Imagine you are enjoying your annual family Memorial Day barbecue. After an evening full of laughter and good food, you are about to wrap things up when a stranger runs into your backyard, pursued closely by several police officers. The officers demand you and your family to the ground, and you comply. The stranger is subdued by the police, and you think that the ordeal is over.
Just then, your family dog walks out from behind the bushes to see what the commotion is all about. One of the officers, to your surprise, begins to fire at the dog. When the shots stop, you breathe a sigh of relief as the dog is unharmed, but that relief is immediately replaced by horror when you see your son lying in a pool of blood.
Naturally, you seek justice for this senseless act. Your efforts to seek recourse through the criminal justice system are complicated when the officer who shot your son asks the court to dismiss your case, citing a legal doctrine you have never heard of called qualified immunity. At first glance, you think you have this case in the bag and for a moment, you do. A judge denies the officer’s request, stating that the unlawfulness of his conduct is “very obvious to every objectively reasonable officer.” This judge is eventually overruled on appeal, and you are left with no compensation for the senseless maiming of your child.
This horrible situation is the reality for the Corbitt family, who have appealed to the Supreme Court for recourse and whose case has been used to illustrate the need for common-sense reform of qualified immunity.
In what seems to be a stubborn determination to continue our nation’s spiral towards culture war oblivion, Democrats and Republicans argue past one another without acknowledging similar goals. No one wants public officials to escape accountability when they violate our constitutional rights. Qualified immunity, as it is currently constituted, allows officials to do just that.
It is important to understand what qualified immunity is, and what it is not. Qualified immunity is a legal provision that protects government officials from being held personally responsible for unconstitutional actions. It is not simply a liability shield that protects police officers if they make a mistake. The laws of the United States already do that. Rather, it is a doctrine that asserts that police officers can violate the constitutional rights of American citizens, and not be held accountable.
Some politicians argue that if qualified immunity is reformed, it will deter police from doing their jobs. This is false. The United States’ standards for determining whether a police officer violated the Constitution are already highly deferential to police officers. Under established law, without qualified immunity, even if police arrest the wrong person or determine to use force in a way that turns out to be excessive, they are cleared of wrongdoing, if they were acting reasonably. Qualified immunity only comes into play when an officer has acted objectively unreasonably under all the circumstances.
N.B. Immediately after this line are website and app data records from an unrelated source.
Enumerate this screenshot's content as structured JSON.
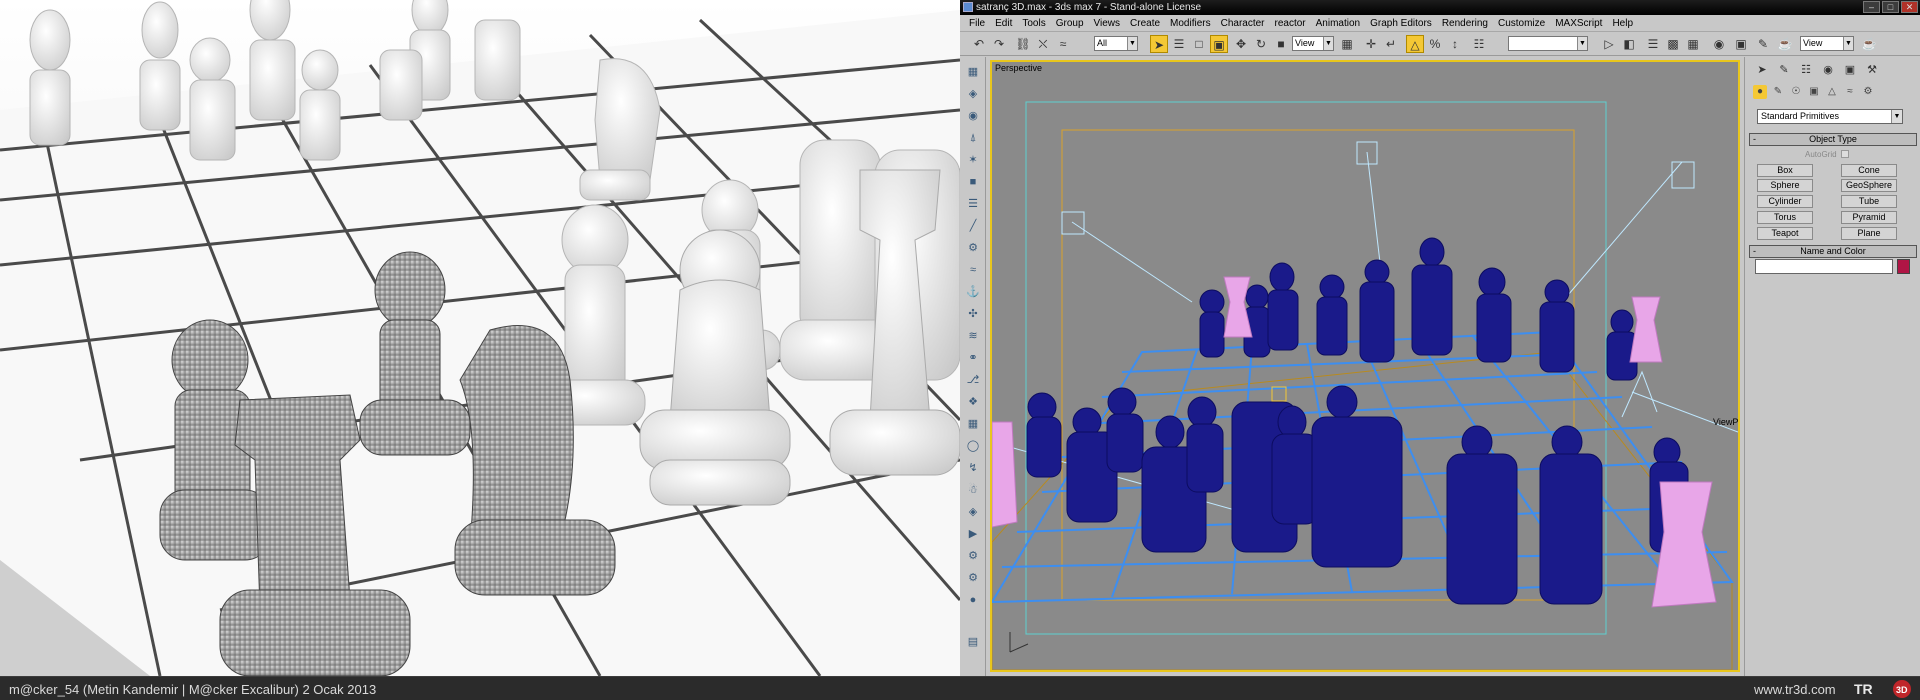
{
  "window": {
    "title": "satranç 3D.max - 3ds max 7  - Stand-alone License",
    "minimize_icon": "minimize-icon",
    "maximize_icon": "maximize-icon",
    "close_icon": "close-icon"
  },
  "menu": {
    "items": [
      "File",
      "Edit",
      "Tools",
      "Group",
      "Views",
      "Create",
      "Modifiers",
      "Character",
      "reactor",
      "Animation",
      "Graph Editors",
      "Rendering",
      "Customize",
      "MAXScript",
      "Help"
    ]
  },
  "toolbar": {
    "selection_filter": "All",
    "ref_coord_system": "View",
    "named_selection": "",
    "viewport_shading": "View"
  },
  "viewport": {
    "label": "Perspective",
    "view_plane_label": "ViewPlane"
  },
  "command_panel": {
    "category_dropdown": "Standard Primitives",
    "object_type_rollout": "Object Type",
    "autogrid_label": "AutoGrid",
    "primitives": [
      "Box",
      "Cone",
      "Sphere",
      "GeoSphere",
      "Cylinder",
      "Tube",
      "Torus",
      "Pyramid",
      "Teapot",
      "Plane"
    ],
    "name_color_rollout": "Name and Color",
    "object_name": "",
    "object_color": "#b01545"
  },
  "status": {
    "credit": "m@cker_54 (Metin Kandemir | M@cker Excalibur)  2 Ocak 2013",
    "site": "www.tr3d.com",
    "logo_text": "TR3D"
  },
  "colors": {
    "accent": "#f4c835",
    "piece_selected": "#1a1a8a",
    "piece_frozen": "#e8a6e8",
    "grid": "#3d8ef0"
  }
}
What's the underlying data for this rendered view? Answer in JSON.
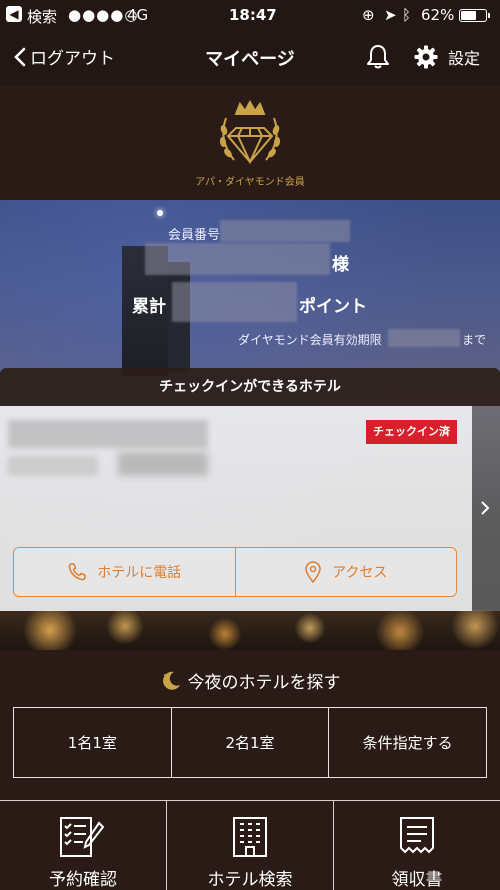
{
  "status_bar": {
    "back_app": "検索",
    "carrier": "4G",
    "time": "18:47",
    "battery": "62%",
    "battery_level": 0.62
  },
  "nav": {
    "back_label": "ログアウト",
    "title": "マイページ",
    "settings_label": "設定"
  },
  "brand": {
    "logo_text": "アパ・ダイヤモンド会員",
    "gold": "#c9a24a"
  },
  "member": {
    "number_label": "会員番号",
    "honorific": "様",
    "total_label": "累計",
    "points_label": "ポイント",
    "expiry_label": "ダイヤモンド会員有効期限",
    "expiry_suffix": "まで"
  },
  "checkin": {
    "header": "チェックインができるホテル",
    "badge": "チェックイン済",
    "call_label": "ホテルに電話",
    "access_label": "アクセス",
    "accent": "#e07d2e",
    "badge_color": "#d8202c"
  },
  "tonight": {
    "title": "今夜のホテルを探す",
    "options": [
      "1名1室",
      "2名1室",
      "条件指定する"
    ]
  },
  "bottom_nav": {
    "items": [
      "予約確認",
      "ホテル検索",
      "領収書"
    ]
  }
}
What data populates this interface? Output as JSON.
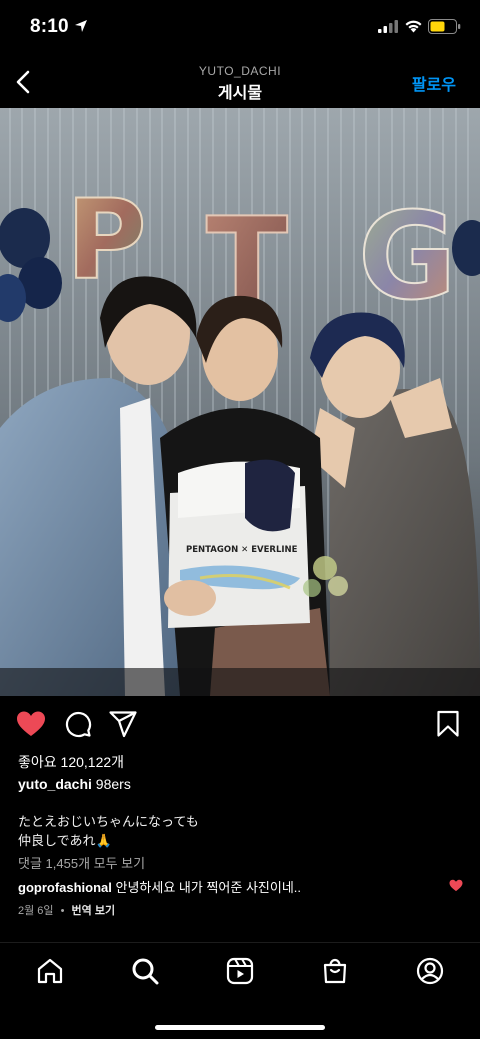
{
  "status_bar": {
    "time": "8:10"
  },
  "nav": {
    "subtitle": "YUTO_DACHI",
    "title": "게시물",
    "follow_label": "팔로우"
  },
  "photo": {
    "balloon_letters": [
      "P",
      "T",
      "G"
    ],
    "cake_text": "PENTAGON ✕ EVERLINE"
  },
  "post": {
    "likes": "좋아요 120,122개",
    "author": "yuto_dachi",
    "author_sub": "98ers",
    "caption_line1": "たとえおじいちゃんになっても",
    "caption_line2": "仲良しであれ🙏",
    "comments_link": "댓글 1,455개 모두 보기",
    "comment_user": "goprofashional",
    "comment_text": "안녕하세요 내가 찍어준 사진이네..",
    "date": "2월 6일",
    "separator": "•",
    "translate_label": "번역 보기"
  },
  "colors": {
    "liked_heart": "#ed4956",
    "link_blue": "#0095f6"
  },
  "icons": {
    "tabs": [
      "home-icon",
      "search-icon",
      "reels-icon",
      "shop-icon",
      "profile-icon"
    ]
  }
}
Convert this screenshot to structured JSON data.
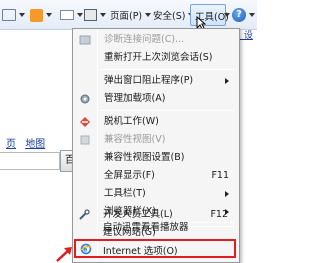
{
  "toolbar": {
    "page_label": "页面(P)",
    "safety_label": "安全(S)",
    "tools_label": "工具(O)",
    "help_symbol": "?"
  },
  "background": {
    "right_text": "页 设",
    "map_links": [
      "页",
      "地图"
    ],
    "baidu_button": "百度"
  },
  "menu": {
    "items": [
      {
        "label": "诊断连接问题(C)...",
        "shortcut": "",
        "submenu": false,
        "disabled": true,
        "icon": "diagnose-icon"
      },
      {
        "label": "重新打开上次浏览会话(S)",
        "shortcut": "",
        "submenu": false,
        "disabled": false,
        "icon": ""
      },
      {
        "label": "弹出窗口阻止程序(P)",
        "shortcut": "",
        "submenu": true,
        "disabled": false,
        "icon": ""
      },
      {
        "label": "管理加载项(A)",
        "shortcut": "",
        "submenu": false,
        "disabled": false,
        "icon": "gear-icon"
      },
      {
        "label": "脱机工作(W)",
        "shortcut": "",
        "submenu": false,
        "disabled": false,
        "icon": "offline-icon"
      },
      {
        "label": "兼容性视图(V)",
        "shortcut": "",
        "submenu": false,
        "disabled": true,
        "icon": "compat-icon"
      },
      {
        "label": "兼容性视图设置(B)",
        "shortcut": "",
        "submenu": false,
        "disabled": false,
        "icon": ""
      },
      {
        "label": "全屏显示(F)",
        "shortcut": "F11",
        "submenu": false,
        "disabled": false,
        "icon": ""
      },
      {
        "label": "工具栏(T)",
        "shortcut": "",
        "submenu": true,
        "disabled": false,
        "icon": ""
      },
      {
        "label": "浏览器栏(X)",
        "shortcut": "",
        "submenu": true,
        "disabled": false,
        "icon": ""
      },
      {
        "label": "开发人员工具(L)",
        "shortcut": "F12",
        "submenu": false,
        "disabled": false,
        "icon": "devtools-icon"
      },
      {
        "label": "建议网站(G)",
        "shortcut": "",
        "submenu": false,
        "disabled": false,
        "icon": ""
      },
      {
        "label": "启动迅雷看看播放器",
        "shortcut": "",
        "submenu": false,
        "disabled": false,
        "icon": ""
      },
      {
        "label": "Internet 选项(O)",
        "shortcut": "",
        "submenu": false,
        "disabled": false,
        "icon": "internet-options-icon"
      }
    ]
  },
  "colors": {
    "highlight_border": "#e01e1e",
    "menu_bg": "#f5f5f5",
    "link": "#1a3fa0"
  }
}
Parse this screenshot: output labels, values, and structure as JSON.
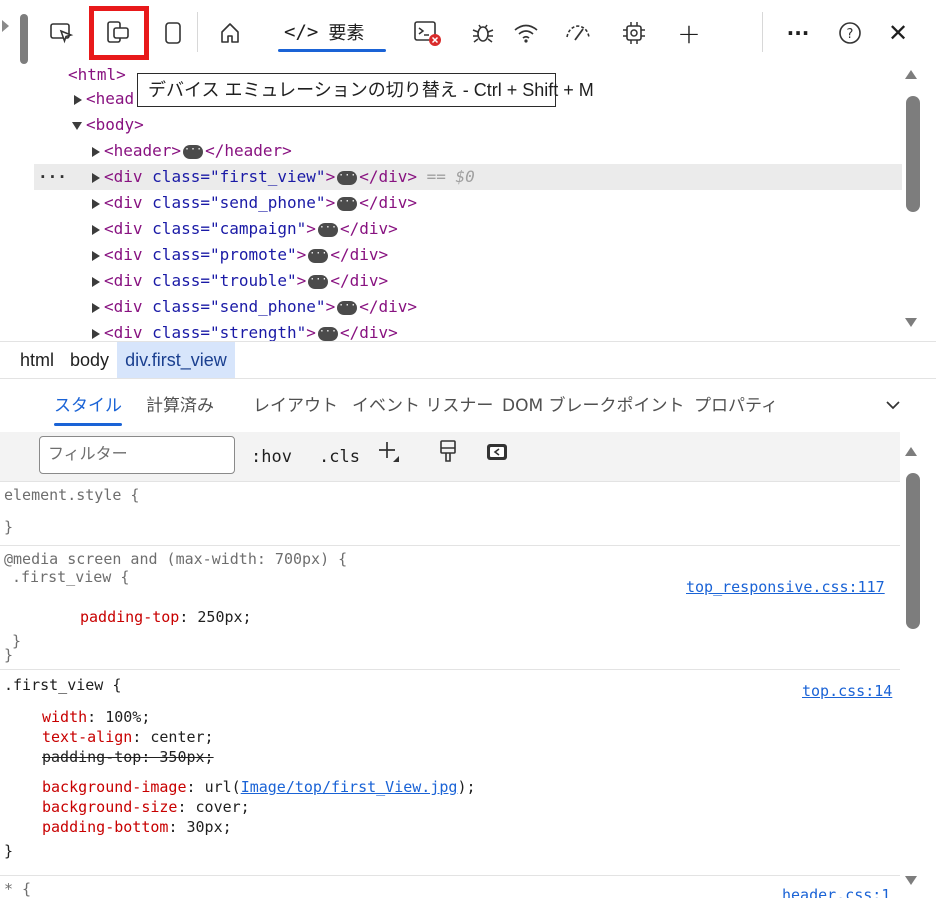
{
  "toolbar": {
    "icons": [
      "inspect-icon",
      "device-emulation-icon",
      "dock-icon",
      "welcome-home-icon",
      "elements-icon",
      "console-icon",
      "sources-bug-icon",
      "network-wifi-icon",
      "performance-icon",
      "memory-chip-icon",
      "add-tool-icon",
      "more-tools-icon",
      "help-icon",
      "close-icon"
    ],
    "elements_tab": {
      "code_glyph": "</>",
      "label": "要素"
    },
    "more_label": "···",
    "help_label": "?",
    "close_label": "✕",
    "add_label": "+",
    "accent_color": "#1a63d6",
    "highlight_color": "#e8191a"
  },
  "tooltip": {
    "text": "デバイス エミュレーションの切り替え - Ctrl + Shift + M"
  },
  "dom_tree": {
    "html_open": "<html>",
    "head_label": "<head",
    "body_open": "<body>",
    "rows": [
      {
        "open": "<header>",
        "close": "</header>"
      },
      {
        "open_pre": "<div ",
        "attr": "class=",
        "value": "\"first_view\"",
        "open_post": ">",
        "close": "</div>",
        "ref": "== $0",
        "dots": "···"
      },
      {
        "open_pre": "<div ",
        "attr": "class=",
        "value": "\"send_phone\"",
        "open_post": ">",
        "close": "</div>"
      },
      {
        "open_pre": "<div ",
        "attr": "class=",
        "value": "\"campaign\"",
        "open_post": ">",
        "close": "</div>"
      },
      {
        "open_pre": "<div ",
        "attr": "class=",
        "value": "\"promote\"",
        "open_post": ">",
        "close": "</div>"
      },
      {
        "open_pre": "<div ",
        "attr": "class=",
        "value": "\"trouble\"",
        "open_post": ">",
        "close": "</div>"
      },
      {
        "open_pre": "<div ",
        "attr": "class=",
        "value": "\"send_phone\"",
        "open_post": ">",
        "close": "</div>"
      },
      {
        "open_pre": "<div ",
        "attr": "class=",
        "value": "\"strength\"",
        "open_post": ">",
        "close": "</div>"
      }
    ]
  },
  "breadcrumb": [
    "html",
    "body",
    "div.first_view"
  ],
  "style_tabs": [
    "スタイル",
    "計算済み",
    "レイアウト",
    "イベント リスナー",
    "DOM ブレークポイント",
    "プロパティ"
  ],
  "filter": {
    "placeholder": "フィルター",
    "hov": ":hov",
    "cls": ".cls",
    "plus": "+"
  },
  "styles": {
    "element_style": {
      "open": "element.style {",
      "close": "}"
    },
    "media_rule": {
      "media": "@media",
      "query": " screen and (max-width: 700px) {",
      "selector": ".first_view {",
      "source": "top_responsive.css:117",
      "prop": "padding-top",
      "value": "250px;",
      "close_inner": "}",
      "close_outer": "}"
    },
    "first_view_rule": {
      "selector": ".first_view {",
      "source": "top.css:14",
      "decls": [
        {
          "prop": "width",
          "value": "100%;"
        },
        {
          "prop": "text-align",
          "value": "center;"
        },
        {
          "prop": "padding-top",
          "value": "350px;",
          "struck": "padding-top: 350px;"
        },
        {
          "prop": "background-image",
          "pre": "url(",
          "link": "Image/top/first_View.jpg",
          "post": ");"
        },
        {
          "prop": "background-size",
          "value": "cover;"
        },
        {
          "prop": "padding-bottom",
          "value": "30px;"
        }
      ],
      "close": "}"
    },
    "star_rule": {
      "selector": "* {",
      "source": "header.css:1"
    }
  }
}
Last legislative session, the Utah Legislature failed to advance a bill that would reform qualified immunity in reasonable ways. The proposed legislation would require police to obtain insurance, like malpractice insurance held by physicians, that would pay out every time an officer was proven to have blatantly violated an individual’s constitutional rights. This would weed out bad police officers, as repeat violators would eventually become “uninsurable” and therefore unable to hold a job in law enforcement.
The bill would also do away with qualified immunity as a defense against civil suits brought against police officers. Rather than simply being able to plead qualified immunity, officers that are accused of violating constitutional rights would be required to plead their case before a judge and jury.
Our republic was founded on the very idea that all human beings are created equal and that governments exist to protect the natural rights of citizens. Qualified immunity, as it is presently construed, is an affront to this founding American ideal. Utah should be a leader in making common sense reforms to hold police accountable and protect the natural rights of its citizens.
Ethan Dursteler most recently worked as the government affairs and public policy coordinator for the National Football League. Prior to his work with the league, he was a staffer for Rep. Rob Bishop of Utah. He lives in Logan.